Google faces £22bn lawsuit from European publishers

Google is facing a £22bn lawsuit from European publishers who accuse the search engine of using anti-competitive methods to rob them of billions in revenue

  • Lawyers seek up to £22bn in damages for publishers across Europe
  • They say Google deprived media of revenue through ‘anti-competitive behavior’
  • US tech giant reportedly favors its own services in online advertising
  • This would have made it more difficult for competing advertising services to compete

A massive “ad technology” class action lawsuit has been filed against Google over its technology powering the online advertisements that consumers see on news media.

Lawyers seeking up to £22billion in damages for publishers across Europe say the US tech company starved the media of revenue because of its ‘anti-competitive conduct’.

The California-based company reportedly favors its own services in online advertising, making it harder for competing advertising services to compete.

It’s about the complex algorithmic bidding that powers Google’s online display advertising business, which would have seen it favor its own ad exchange.

The French Competition Authority fined Google £190m in June last year for its ad tech practices after it abused its dominant position.

A sign next to Google’s headquarters in Mountain View, California is pictured (file image)

Now a complaint is being lodged with the UK Competition Appeal Tribunal which lawyers say will focus on recovering lost revenue from the sale of advertising space.

The action in Britain is being brought by competition law firm Geradin Partners, which works with litigation law firm Humphries Kerstetter.

There is also a class complaint representing publishers in the European Union which is being filed by Geradin Partners in conjunction with Dutch law firm Stek.

Toby Starr, partner at Humphries Kerstetter, said today: ‘This significant claim will represent a class of victims of Google’s anti-competitive behavior in advertising technology who have collectively lost approximately £7 billion.

“This includes news websites across the country with large numbers of daily readers as well as the thousands of small business owners who depend on ad revenue – whether from their fishing website, food blog, football fanzine or other online content they have spent time creating. and editing.’

Speaking about the EU action, which is being launched in the Netherlands, Jan Bart van de Hel de Stek said: “Many publishers have suffered damages as a result of Google’s wrongful actions.

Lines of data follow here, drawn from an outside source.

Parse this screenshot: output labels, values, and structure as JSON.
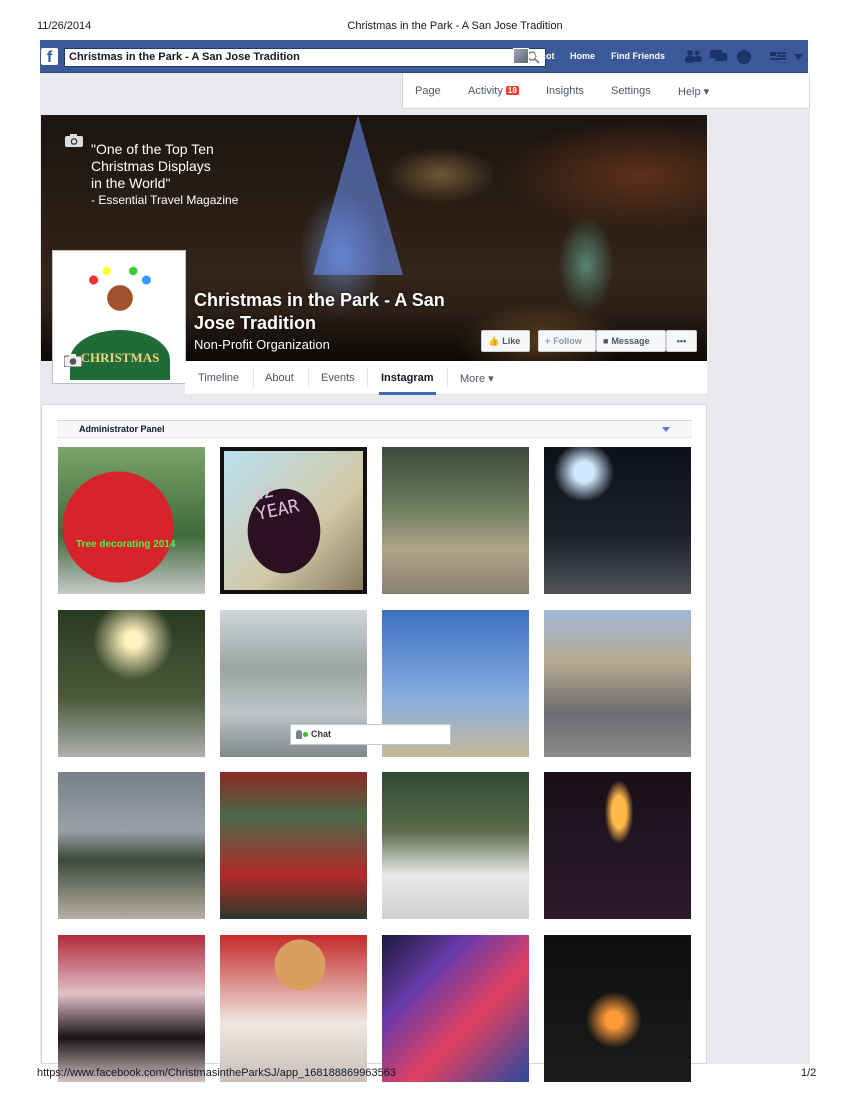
{
  "print_header": {
    "date": "11/26/2014",
    "title": "Christmas in the Park - A San Jose Tradition"
  },
  "print_footer": {
    "url": "https://www.facebook.com/ChristmasintheParkSJ/app_168188869963563",
    "page": "1/2"
  },
  "topbar": {
    "logo": "f",
    "search_value": "Christmas in the Park - A San Jose Tradition",
    "user_name": "Scot",
    "home": "Home",
    "find_friends": "Find Friends",
    "icons": [
      "friend-requests-icon",
      "messages-icon",
      "notifications-icon",
      "privacy-icon",
      "settings-icon"
    ]
  },
  "admin_tabs": {
    "page": "Page",
    "activity": "Activity",
    "activity_count": "18",
    "insights": "Insights",
    "settings": "Settings",
    "help": "Help ▾"
  },
  "cover": {
    "quote_line1": "\"One of the Top Ten",
    "quote_line2": "Christmas Displays",
    "quote_line3": "in the World\"",
    "quote_attr": " - Essential Travel Magazine"
  },
  "profile": {
    "name": "Christmas in the Park - A San Jose Tradition",
    "category": "Non-Profit Organization",
    "logo_text": "CHRISTMAS"
  },
  "actions": {
    "like": "Like",
    "follow": "Follow",
    "message": "Message",
    "more": "•••"
  },
  "page_tabs": {
    "timeline": "Timeline",
    "about": "About",
    "events": "Events",
    "instagram": "Instagram",
    "more": "More ▾"
  },
  "admin_panel": {
    "label": "Administrator Panel"
  },
  "photos": [
    {
      "alt": "red-ornament",
      "caption": "Tree decorating 2014"
    },
    {
      "alt": "hand-written-sign",
      "caption": "12\nYEAR"
    },
    {
      "alt": "family-photo",
      "caption": ""
    },
    {
      "alt": "night-street",
      "caption": ""
    },
    {
      "alt": "park-path",
      "caption": ""
    },
    {
      "alt": "orchard-booth",
      "caption": ""
    },
    {
      "alt": "palm-trees-building",
      "caption": ""
    },
    {
      "alt": "group-plaza",
      "caption": ""
    },
    {
      "alt": "tall-tree",
      "caption": ""
    },
    {
      "alt": "red-window-display",
      "caption": ""
    },
    {
      "alt": "fenced-display",
      "caption": ""
    },
    {
      "alt": "dark-light-display",
      "caption": ""
    },
    {
      "alt": "girl-red-house",
      "caption": ""
    },
    {
      "alt": "teddy-bear",
      "caption": ""
    },
    {
      "alt": "collage-lights",
      "caption": ""
    },
    {
      "alt": "fire-performer",
      "caption": ""
    }
  ],
  "chat": {
    "label": "Chat"
  },
  "colors": {
    "facebook_blue": "#3b5998",
    "badge_red": "#f03d25",
    "online_green": "#42b72a"
  }
}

“It is important to take action against this, not only to ensure that publishers’ damages are fully compensated, but also to ensure that anti-competitive behavior by Google is prevented in the future.”

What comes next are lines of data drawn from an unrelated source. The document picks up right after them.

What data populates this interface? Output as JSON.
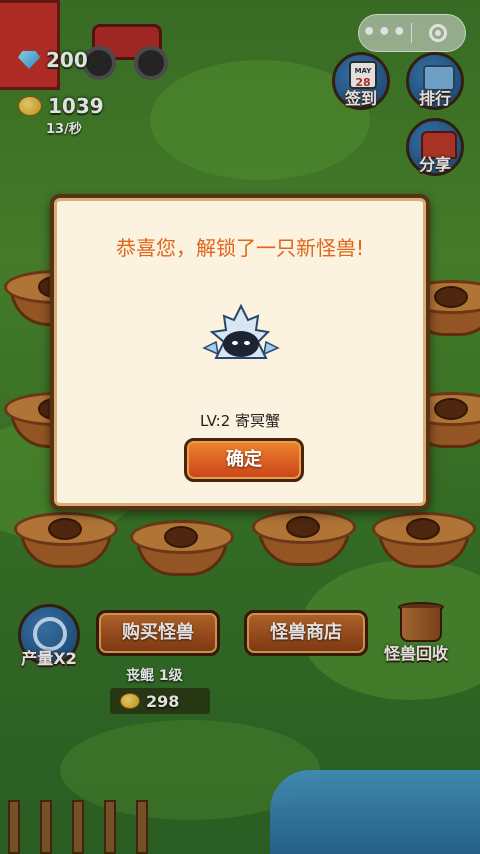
{
  "hud": {
    "gems": "200",
    "gold": "1039",
    "gold_rate": "13/秒"
  },
  "miniprogram_capsule": {
    "more_glyph": "•••",
    "close_icon": "record-circle-icon"
  },
  "side_buttons": {
    "checkin": {
      "label": "签到",
      "calendar_month": "MAY",
      "calendar_day": "28"
    },
    "rank": {
      "label": "排行"
    },
    "share": {
      "label": "分享"
    }
  },
  "modal": {
    "title": "恭喜您，解锁了一只新怪兽!",
    "level_text": "LV:2 寄冥蟹",
    "confirm_label": "确定"
  },
  "bottom": {
    "boost_label": "产量X2",
    "buy_label": "购买怪兽",
    "shop_label": "怪兽商店",
    "recycle_label": "怪兽回收",
    "next_monster": "丧鲲 1级",
    "price": "298"
  },
  "colors": {
    "modal_title": "#e0661c",
    "button_orange": "#f0842d",
    "grass": "#4f8d2f"
  }
}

Since the French case, the European Commission and the UK Competition and Markets Authority (CMA) have both begun to investigate Google’s behavior in ad technology.

Damien Geradin of Geradin Partners said: “Publishers, including local and national news media that play a vital role in our society, have long been harmed by Google’s anti-competitive behavior.

“It’s time for Google to take responsibility and repay the damage it has caused to this important industry. That’s why today we’re announcing these actions in two jurisdictions to seek compensation for EU and UK publishers.

In the UK, the CMA said in May that its investigation would focus on ad tech intermediation, also known as the “ad tech stack.”

It is a set of services that facilitate the sale of online advertising space between sellers and buyers, and is estimated to be worth £1.8 billion a year based on 2019 data.

The AMC said that Google is in a strong position at different levels of this space – providing a wide range of services, including platforms where advertisers can buy ad space online; technology that automates the sale of advertising space; and ad inventory management for publishers, who decide which ads to display.

Governments around the world are stepping up regulation of American tech giants that have grown even more powerful during the pandemic.

Britain launched a new competition regime last year to prevent Google and Facebook from using their dominance to weed out small businesses and disadvantage customers.

The move created a dedicated Digital Markets Unit within the CMA, which will have the power to suspend, block and reverse decisions made by tech companies.

It can also impose financial penalties for non-compliance, with companies told they need to be more transparent about how they use consumer data.

Mary I. Bruner